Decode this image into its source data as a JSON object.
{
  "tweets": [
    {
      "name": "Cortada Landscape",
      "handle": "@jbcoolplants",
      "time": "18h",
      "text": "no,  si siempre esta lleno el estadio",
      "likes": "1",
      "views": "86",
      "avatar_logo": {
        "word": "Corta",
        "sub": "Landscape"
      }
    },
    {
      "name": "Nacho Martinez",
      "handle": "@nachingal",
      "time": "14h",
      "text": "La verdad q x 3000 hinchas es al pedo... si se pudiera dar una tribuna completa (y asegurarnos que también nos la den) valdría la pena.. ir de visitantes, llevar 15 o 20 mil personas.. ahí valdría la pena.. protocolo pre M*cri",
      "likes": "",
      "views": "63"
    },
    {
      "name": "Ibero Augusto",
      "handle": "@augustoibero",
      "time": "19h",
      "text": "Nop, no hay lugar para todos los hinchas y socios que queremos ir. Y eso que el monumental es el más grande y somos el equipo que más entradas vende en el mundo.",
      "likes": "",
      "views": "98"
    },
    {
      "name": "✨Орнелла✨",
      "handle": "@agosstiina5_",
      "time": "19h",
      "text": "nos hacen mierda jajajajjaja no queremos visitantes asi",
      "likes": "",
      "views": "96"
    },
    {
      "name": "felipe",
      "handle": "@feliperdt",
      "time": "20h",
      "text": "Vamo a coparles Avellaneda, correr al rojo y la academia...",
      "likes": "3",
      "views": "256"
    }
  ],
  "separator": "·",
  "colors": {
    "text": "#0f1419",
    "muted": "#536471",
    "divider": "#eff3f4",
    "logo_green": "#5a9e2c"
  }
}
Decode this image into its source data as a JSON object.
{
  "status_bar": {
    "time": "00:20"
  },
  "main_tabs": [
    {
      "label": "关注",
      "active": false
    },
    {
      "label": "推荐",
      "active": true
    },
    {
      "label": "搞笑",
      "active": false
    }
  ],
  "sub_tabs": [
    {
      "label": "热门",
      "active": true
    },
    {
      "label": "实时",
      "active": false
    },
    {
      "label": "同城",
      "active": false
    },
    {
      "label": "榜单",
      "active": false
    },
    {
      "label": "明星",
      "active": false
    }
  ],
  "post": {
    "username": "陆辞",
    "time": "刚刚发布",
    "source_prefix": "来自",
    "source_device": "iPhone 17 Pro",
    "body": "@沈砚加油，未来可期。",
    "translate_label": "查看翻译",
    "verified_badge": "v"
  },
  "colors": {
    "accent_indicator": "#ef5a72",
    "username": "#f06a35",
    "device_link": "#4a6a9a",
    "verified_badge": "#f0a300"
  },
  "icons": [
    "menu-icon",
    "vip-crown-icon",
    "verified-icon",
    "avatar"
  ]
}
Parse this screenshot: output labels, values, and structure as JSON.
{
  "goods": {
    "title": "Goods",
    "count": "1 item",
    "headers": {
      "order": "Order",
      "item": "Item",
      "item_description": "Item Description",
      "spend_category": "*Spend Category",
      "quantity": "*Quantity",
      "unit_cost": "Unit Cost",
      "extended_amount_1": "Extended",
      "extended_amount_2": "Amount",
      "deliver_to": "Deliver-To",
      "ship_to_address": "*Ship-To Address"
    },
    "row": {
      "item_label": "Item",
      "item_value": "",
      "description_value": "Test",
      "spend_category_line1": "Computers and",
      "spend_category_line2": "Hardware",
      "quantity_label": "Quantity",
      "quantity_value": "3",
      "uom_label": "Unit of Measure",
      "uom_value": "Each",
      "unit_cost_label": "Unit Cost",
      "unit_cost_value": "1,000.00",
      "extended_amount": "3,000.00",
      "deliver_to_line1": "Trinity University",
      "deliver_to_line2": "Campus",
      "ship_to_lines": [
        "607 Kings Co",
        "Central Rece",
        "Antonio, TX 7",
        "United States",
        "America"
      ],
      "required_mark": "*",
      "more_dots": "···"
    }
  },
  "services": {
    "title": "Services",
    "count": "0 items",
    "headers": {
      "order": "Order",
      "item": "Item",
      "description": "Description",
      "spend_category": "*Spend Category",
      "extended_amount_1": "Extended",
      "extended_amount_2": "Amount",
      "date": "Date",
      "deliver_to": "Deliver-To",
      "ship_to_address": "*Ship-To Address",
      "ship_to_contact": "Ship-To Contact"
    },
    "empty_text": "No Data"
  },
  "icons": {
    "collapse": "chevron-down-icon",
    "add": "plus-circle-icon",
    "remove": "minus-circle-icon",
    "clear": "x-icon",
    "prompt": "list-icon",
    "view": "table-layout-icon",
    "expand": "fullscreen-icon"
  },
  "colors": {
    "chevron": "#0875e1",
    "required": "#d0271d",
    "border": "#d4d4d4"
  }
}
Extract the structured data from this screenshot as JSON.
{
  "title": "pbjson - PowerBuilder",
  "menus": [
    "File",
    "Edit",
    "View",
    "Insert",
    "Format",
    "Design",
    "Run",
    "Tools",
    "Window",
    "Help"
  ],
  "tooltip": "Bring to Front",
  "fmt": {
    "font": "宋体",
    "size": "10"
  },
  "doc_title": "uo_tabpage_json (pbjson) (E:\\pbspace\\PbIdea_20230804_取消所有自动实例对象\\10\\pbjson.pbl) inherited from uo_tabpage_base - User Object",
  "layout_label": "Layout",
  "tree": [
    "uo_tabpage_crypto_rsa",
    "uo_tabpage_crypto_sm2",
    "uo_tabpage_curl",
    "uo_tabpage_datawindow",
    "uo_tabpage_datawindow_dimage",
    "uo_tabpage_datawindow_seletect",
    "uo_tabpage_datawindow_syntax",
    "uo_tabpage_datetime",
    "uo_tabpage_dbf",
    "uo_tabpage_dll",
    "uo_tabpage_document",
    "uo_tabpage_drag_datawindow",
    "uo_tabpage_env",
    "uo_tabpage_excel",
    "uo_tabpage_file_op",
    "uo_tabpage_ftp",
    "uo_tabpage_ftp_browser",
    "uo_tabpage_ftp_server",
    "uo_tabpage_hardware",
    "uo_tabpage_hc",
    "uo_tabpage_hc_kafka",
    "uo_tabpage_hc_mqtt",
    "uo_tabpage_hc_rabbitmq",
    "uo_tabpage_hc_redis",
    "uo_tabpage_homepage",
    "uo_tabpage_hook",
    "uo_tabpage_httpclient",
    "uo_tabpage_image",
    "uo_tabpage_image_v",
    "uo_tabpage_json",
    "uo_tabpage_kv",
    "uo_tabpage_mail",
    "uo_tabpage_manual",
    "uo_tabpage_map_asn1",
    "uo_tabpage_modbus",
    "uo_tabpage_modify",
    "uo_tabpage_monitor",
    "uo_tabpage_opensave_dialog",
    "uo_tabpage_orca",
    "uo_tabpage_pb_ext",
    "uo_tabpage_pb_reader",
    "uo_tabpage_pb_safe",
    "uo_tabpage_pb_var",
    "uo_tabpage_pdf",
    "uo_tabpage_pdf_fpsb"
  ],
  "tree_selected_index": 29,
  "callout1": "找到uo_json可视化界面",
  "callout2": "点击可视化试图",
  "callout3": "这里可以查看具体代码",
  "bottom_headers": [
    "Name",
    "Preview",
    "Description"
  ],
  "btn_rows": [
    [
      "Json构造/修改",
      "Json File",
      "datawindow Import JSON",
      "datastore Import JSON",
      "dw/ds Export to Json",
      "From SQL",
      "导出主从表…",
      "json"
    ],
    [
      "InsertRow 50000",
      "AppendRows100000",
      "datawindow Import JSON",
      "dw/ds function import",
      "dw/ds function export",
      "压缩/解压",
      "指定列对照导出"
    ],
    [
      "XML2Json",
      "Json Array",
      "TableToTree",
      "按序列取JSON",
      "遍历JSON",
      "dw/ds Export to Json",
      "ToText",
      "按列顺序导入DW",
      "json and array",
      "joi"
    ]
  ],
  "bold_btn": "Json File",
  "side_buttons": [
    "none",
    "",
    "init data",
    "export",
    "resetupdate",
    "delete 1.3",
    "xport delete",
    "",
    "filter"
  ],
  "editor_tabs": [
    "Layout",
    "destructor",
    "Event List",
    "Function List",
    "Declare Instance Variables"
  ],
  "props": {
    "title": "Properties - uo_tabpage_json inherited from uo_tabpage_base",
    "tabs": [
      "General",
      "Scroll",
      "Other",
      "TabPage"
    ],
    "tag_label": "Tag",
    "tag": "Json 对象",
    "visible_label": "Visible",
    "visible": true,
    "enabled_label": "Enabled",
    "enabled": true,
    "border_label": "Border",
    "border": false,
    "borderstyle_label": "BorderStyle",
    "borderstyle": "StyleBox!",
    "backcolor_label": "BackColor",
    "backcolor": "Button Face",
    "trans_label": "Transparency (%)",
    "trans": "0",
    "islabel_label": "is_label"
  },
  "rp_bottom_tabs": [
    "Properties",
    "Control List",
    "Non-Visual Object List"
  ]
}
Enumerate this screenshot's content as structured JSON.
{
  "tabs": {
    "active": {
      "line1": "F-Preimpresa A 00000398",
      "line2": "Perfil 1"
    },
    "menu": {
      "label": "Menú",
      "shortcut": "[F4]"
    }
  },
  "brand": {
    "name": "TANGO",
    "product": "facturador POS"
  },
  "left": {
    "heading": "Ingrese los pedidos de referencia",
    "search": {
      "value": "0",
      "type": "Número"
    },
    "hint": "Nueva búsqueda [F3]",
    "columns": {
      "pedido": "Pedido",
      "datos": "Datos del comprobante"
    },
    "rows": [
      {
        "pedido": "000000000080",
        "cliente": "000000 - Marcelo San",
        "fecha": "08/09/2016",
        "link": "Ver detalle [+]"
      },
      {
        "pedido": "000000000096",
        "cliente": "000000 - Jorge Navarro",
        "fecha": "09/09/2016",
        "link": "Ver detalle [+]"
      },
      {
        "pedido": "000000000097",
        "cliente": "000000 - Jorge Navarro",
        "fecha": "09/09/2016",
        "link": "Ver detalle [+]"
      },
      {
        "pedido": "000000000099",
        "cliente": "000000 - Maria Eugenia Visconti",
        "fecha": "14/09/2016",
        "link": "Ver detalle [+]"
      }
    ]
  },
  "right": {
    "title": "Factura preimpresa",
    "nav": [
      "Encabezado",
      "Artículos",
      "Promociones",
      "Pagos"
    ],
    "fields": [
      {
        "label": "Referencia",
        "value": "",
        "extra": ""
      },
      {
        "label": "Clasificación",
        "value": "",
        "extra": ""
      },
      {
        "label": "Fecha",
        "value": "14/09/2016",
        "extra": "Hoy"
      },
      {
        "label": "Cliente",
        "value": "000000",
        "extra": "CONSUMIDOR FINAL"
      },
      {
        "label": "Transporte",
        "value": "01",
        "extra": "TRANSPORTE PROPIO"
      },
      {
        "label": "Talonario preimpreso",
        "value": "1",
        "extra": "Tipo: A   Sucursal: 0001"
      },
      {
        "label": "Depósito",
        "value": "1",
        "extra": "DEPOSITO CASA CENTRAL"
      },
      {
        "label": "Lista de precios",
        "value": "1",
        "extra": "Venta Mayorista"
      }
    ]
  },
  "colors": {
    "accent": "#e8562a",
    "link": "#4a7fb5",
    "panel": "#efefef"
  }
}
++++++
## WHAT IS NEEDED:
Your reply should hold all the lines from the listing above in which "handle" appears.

## SOLUTION TO THIS PROBLEM:
      "handle": "@jbcoolplants",
      "handle": "@nachingal",
      "handle": "@augustoibero",
      "handle": "@agosstiina5_",
      "handle": "@feliperdt",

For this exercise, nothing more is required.